To actually lure a company or agency into putting together any such probe and mission, the financial reward has to be high enough. So what if Congress is too stingy, and offers say a $30 million reward for an effort that will cost much more than that? Are we dead in the water? Not necessarily - not if we don't put all our eggs in this one revenue basket. With Congress' assent, but without its financial risk, the pot can be sweetened considerably by the awarding of royalty rights. (MMM credits this idea to Bob Zubrin, charismatic architect of the Mars Direct mission scenario.) Simply put, any mining or development company subsequently harvesting a surveyed and assayed water ice field would have to pay a set per ton royalty to whomever did the assay of that particular field.
An option would be to give the assaying agency itself the primary development rights to the assayed ice field, theirs to hold, use, or sell at whatever price the market will bear.
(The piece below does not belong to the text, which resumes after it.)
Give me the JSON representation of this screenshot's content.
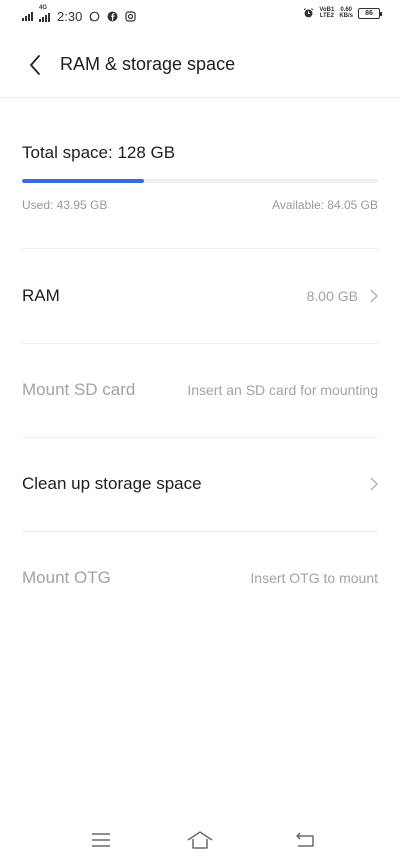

There would have to be hefty civil and criminal penalties for substantial misrepresentation of the quantity and purity of the ice deposits in question.
In either case, the proposed legislation does more than provide an economic formula sufficient to attract execution of the desired task. It establishes an economic "terrace" which will work to encourage subsequent development of the resource deposits to be assayed. As such, this legislation would provide the very first breakout point towards the long-anticipated space-based economy.
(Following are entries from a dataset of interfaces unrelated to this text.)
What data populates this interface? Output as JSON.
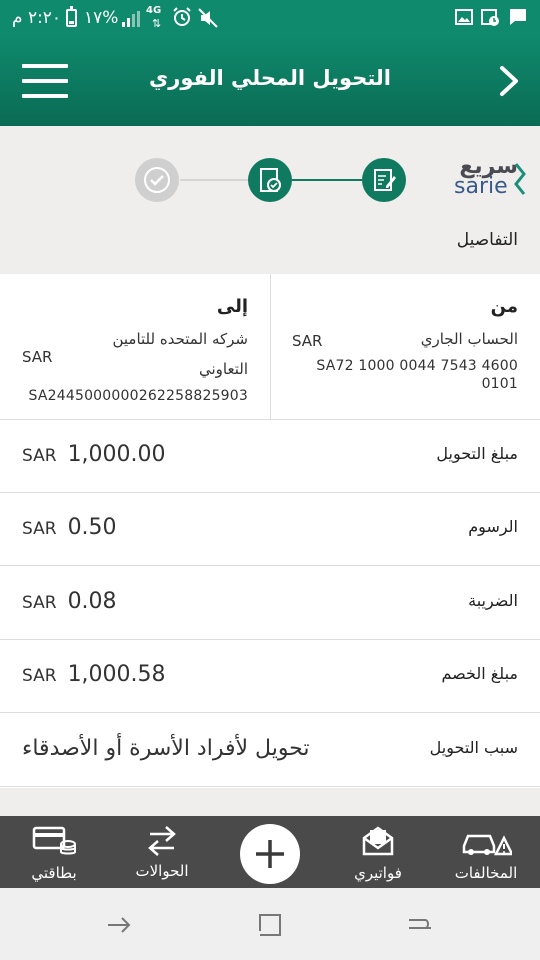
{
  "status_bar": {
    "time": "٢:٢٠ م",
    "battery": "%١٧",
    "network": "4G"
  },
  "header": {
    "title": "التحويل المحلي الفوري"
  },
  "brand": {
    "name_ar": "سريع",
    "name_en": "sarie"
  },
  "stepper": {
    "section_label": "التفاصيل"
  },
  "transfer": {
    "from": {
      "heading": "من",
      "account_name": "الحساب الجاري",
      "currency": "SAR",
      "iban_line1": "SA72 1000 0044 7543 4600",
      "iban_line2": "0101"
    },
    "to": {
      "heading": "إلى",
      "account_name_line1": "شركه المتحده للتامين",
      "account_name_line2": "التعاوني",
      "currency": "SAR",
      "iban": "SA2445000000262258825903"
    },
    "rows": [
      {
        "label": "مبلغ التحويل",
        "currency": "SAR",
        "amount": "1,000.00"
      },
      {
        "label": "الرسوم",
        "currency": "SAR",
        "amount": "0.50"
      },
      {
        "label": "الضريبة",
        "currency": "SAR",
        "amount": "0.08"
      },
      {
        "label": "مبلغ الخصم",
        "currency": "SAR",
        "amount": "1,000.58"
      }
    ],
    "reason": {
      "label": "سبب التحويل",
      "value": "تحويل لأفراد الأسرة أو الأصدقاء"
    }
  },
  "bottom_nav": {
    "cards": "بطاقتي",
    "transfers": "الحوالات",
    "bills": "فواتيري",
    "violations": "المخالفات"
  }
}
But actually, without realizing it, David Anderman's Act and Lunar Prospector which will fly anyway, have already broken significant new ground. Together they mark the first break in the exploration paradigm, from the search for pure knowledge to the search for useful resources. Indeed, this is why we first proposed the name "Prospector" for what was then the Lunar Polar Probe Project back in the fall of 1988 - to encourage a paradigm shift from exploration to prospecting. The legislative follow on outlined above would now open a third dimension: from exploration to prospecting to development.
But what about the Outer Space treaty and the Moon Treaty? Don't they preclude any such arrangements? As the witticism goes, it's much easier to win forgiveness than permission. He who hesitates is lost. The meek may inherit the Earth, but surely, the timid will not do likewise. We need to "just do it", establish a fait accompli, and then fight to have what we have done upheld, and the treaties adjusted or reinterpreted to fit reality. Inappropriate treaties have never stopped reasonable development before. If nervous Annies interfere on behalf of misbegotten paperwork and succeed in thwarting lunar development, it will be a first.
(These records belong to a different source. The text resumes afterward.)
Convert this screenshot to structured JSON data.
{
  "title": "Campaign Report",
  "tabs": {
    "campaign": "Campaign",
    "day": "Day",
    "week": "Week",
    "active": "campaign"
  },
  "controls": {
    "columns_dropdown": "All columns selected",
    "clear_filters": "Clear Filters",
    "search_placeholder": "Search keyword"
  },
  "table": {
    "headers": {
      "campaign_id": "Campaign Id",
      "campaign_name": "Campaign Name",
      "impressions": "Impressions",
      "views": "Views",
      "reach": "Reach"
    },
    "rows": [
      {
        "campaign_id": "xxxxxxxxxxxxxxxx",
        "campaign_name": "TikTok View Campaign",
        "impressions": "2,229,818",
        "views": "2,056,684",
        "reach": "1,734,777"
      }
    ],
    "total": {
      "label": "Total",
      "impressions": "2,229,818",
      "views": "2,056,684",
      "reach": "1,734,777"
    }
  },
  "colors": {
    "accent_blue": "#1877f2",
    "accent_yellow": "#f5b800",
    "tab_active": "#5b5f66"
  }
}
We have to believe in ourselves, and in our cause, and have the conviction of what we are doing. Lunar resources have the real potential of making possible "a Greener, Cleaner Earth" for the benefit of all through the accessing of clean, environment-safe space-based power. (Electric power generation is in gross aggregate the single dirtiest thing we do on this Earth!) It is not we who would follow this course, but those who would stop it, who ultimately would bear the guiltier conscience. However "benign" the language of the treaties, a proper sense of smell detects the hidden rat. We must have the gumption to proceed regardless- we owe that to everyone, not just ourselves. It is the World's poorest billions who stand to gain the most..
So our argument goes from the need to answer the questions that Lunar Prospector can't address, to the kind of missions that need to come next to the kind of legislation we'll need to ensure the job gets done. We have a bill to write, establishing royalties and/or development rights. Then we must shepherd it through Congress. The time to begin is now.
Contents of this issue of Moon Miners' Manifesto